      My 7 years old Windows 8.1 just died early in the morning, and it was my motherboard that went KIA. I was a proud member of Group B, but since I’ve made new Intel Build i7-8700k can I still be a member of Group B under Windows 10? Or can I just unplug the Network cable and be a temp. member of Group W?

      If there was a way to make Windows 8.1 work on the new CPU, I will stick to that until 2020. 🙁

    • #184035 Reply

      RyuzakiL
      AskWoody Lounger

      Re: Post #183628 “If there was a way to make Windows 8.1 work on the new CPU, I will stick to that until 2020.” Check the discussion at: https://linustechtips.com/main/topic/865605-which-operating-systems-will-the-core-i7-8700k-support/ HF

      Thanks, but from the way it looks I maybe missing out some performance juices if I still stick with Windows 8.1.

      Guess, I’ll just need to find a guide how to tame Windows 10 to behave like 7 or 8.1.

      Thank you

      1 user thanked author for this post.
    • #187739 Reply

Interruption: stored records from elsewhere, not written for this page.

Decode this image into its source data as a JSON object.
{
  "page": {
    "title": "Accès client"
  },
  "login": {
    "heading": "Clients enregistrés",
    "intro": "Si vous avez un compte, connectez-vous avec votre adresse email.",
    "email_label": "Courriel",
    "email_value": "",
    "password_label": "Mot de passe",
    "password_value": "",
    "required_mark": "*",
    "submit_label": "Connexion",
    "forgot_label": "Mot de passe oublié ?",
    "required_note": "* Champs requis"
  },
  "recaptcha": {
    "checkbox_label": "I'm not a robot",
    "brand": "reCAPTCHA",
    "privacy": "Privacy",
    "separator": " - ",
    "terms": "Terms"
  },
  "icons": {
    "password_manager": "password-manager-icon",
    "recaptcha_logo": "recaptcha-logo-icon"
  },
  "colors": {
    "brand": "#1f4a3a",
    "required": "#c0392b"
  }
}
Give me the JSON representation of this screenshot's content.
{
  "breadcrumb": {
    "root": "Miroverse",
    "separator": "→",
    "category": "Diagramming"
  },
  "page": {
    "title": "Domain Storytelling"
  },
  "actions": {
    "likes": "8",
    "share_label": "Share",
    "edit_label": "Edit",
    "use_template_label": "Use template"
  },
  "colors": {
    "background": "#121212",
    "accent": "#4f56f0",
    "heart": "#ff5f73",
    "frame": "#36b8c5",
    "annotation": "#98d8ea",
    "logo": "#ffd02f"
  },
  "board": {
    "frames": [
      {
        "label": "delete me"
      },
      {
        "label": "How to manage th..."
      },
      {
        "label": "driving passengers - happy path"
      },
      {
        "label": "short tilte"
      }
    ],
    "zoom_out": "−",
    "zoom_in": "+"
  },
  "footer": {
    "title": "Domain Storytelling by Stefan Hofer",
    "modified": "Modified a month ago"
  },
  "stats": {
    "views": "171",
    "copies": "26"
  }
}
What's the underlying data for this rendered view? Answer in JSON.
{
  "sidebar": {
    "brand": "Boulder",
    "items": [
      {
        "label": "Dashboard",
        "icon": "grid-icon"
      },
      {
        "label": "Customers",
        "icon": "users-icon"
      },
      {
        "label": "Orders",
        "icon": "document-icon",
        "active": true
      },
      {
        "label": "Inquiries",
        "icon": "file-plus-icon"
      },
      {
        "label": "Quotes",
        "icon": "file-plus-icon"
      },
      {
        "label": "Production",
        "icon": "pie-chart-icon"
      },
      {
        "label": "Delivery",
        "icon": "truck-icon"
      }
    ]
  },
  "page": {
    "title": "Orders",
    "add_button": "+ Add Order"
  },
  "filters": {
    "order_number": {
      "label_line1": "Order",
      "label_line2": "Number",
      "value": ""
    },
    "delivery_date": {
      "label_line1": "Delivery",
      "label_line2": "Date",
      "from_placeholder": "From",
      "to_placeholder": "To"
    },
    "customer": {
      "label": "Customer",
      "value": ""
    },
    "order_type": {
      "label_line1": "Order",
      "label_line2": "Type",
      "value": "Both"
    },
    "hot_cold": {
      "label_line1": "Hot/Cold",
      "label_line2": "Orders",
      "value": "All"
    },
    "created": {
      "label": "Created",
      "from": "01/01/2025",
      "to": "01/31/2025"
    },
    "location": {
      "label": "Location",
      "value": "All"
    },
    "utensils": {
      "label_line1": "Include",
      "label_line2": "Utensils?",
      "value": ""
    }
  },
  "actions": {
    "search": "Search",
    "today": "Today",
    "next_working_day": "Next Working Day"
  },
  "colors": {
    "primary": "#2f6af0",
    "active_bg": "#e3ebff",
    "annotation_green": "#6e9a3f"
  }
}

      anonymous

      Just an update to my previous post for the Windows 8.1 updates:

      As I stated, I installed and then uninstalled KB 4093114 since it slowed my computer, and then ran into problems with Windows Store. I have now installed KB 4093115, which I learned from this site (Thanks @pkcano).  My computer is as fast as it was, but the Store is still very slow to load, although I have more functionality than I did after uninstalling  KB 4093114.

      The Windows Store does eventually load.

    • #183151 Reply

      OscarCP
      AskWoody Plus

      I follow the relevant postings by the MMVPs, check on the Master Patch List (button to access it at top of every page here in Woody’s), wait at least three weeks before doing any patching, and then install only those for my machine that are declared to be without known issues.
      So far, haven’t had any problems doing that. That I have noticed.
      For that I thank the MVPs and the Patch Lady.

      Group B, Win 7 Pro, Sp1, x64, Intel I7 “sandy bridge”.

      2 users thanked author for this post.
    • #183347 Reply

      anonymous

      Will Microsoft allow you to install a second patch when the first is waiting for a reboot? This is in reference to the advise given here to install KB4088878 (do not reboot), then install KB409967 (now reboot).

    • #183351 Reply

      PKCano
      Da Boss

      Yes. When it asks you to reboot, instead you can click “cancel” or “reboot later,” then install the other patch.

    Please follow the -Lounge Rules- no personal attacks, no swearing, and politics/religion are relegated to the Rants forum.

    Reply To: 2000011: Group A, Group B and Group W – what's the difference?

    You can use BBCodes to format your content.
    Your account can't use Advanced BBCodes, they will be stripped before saving.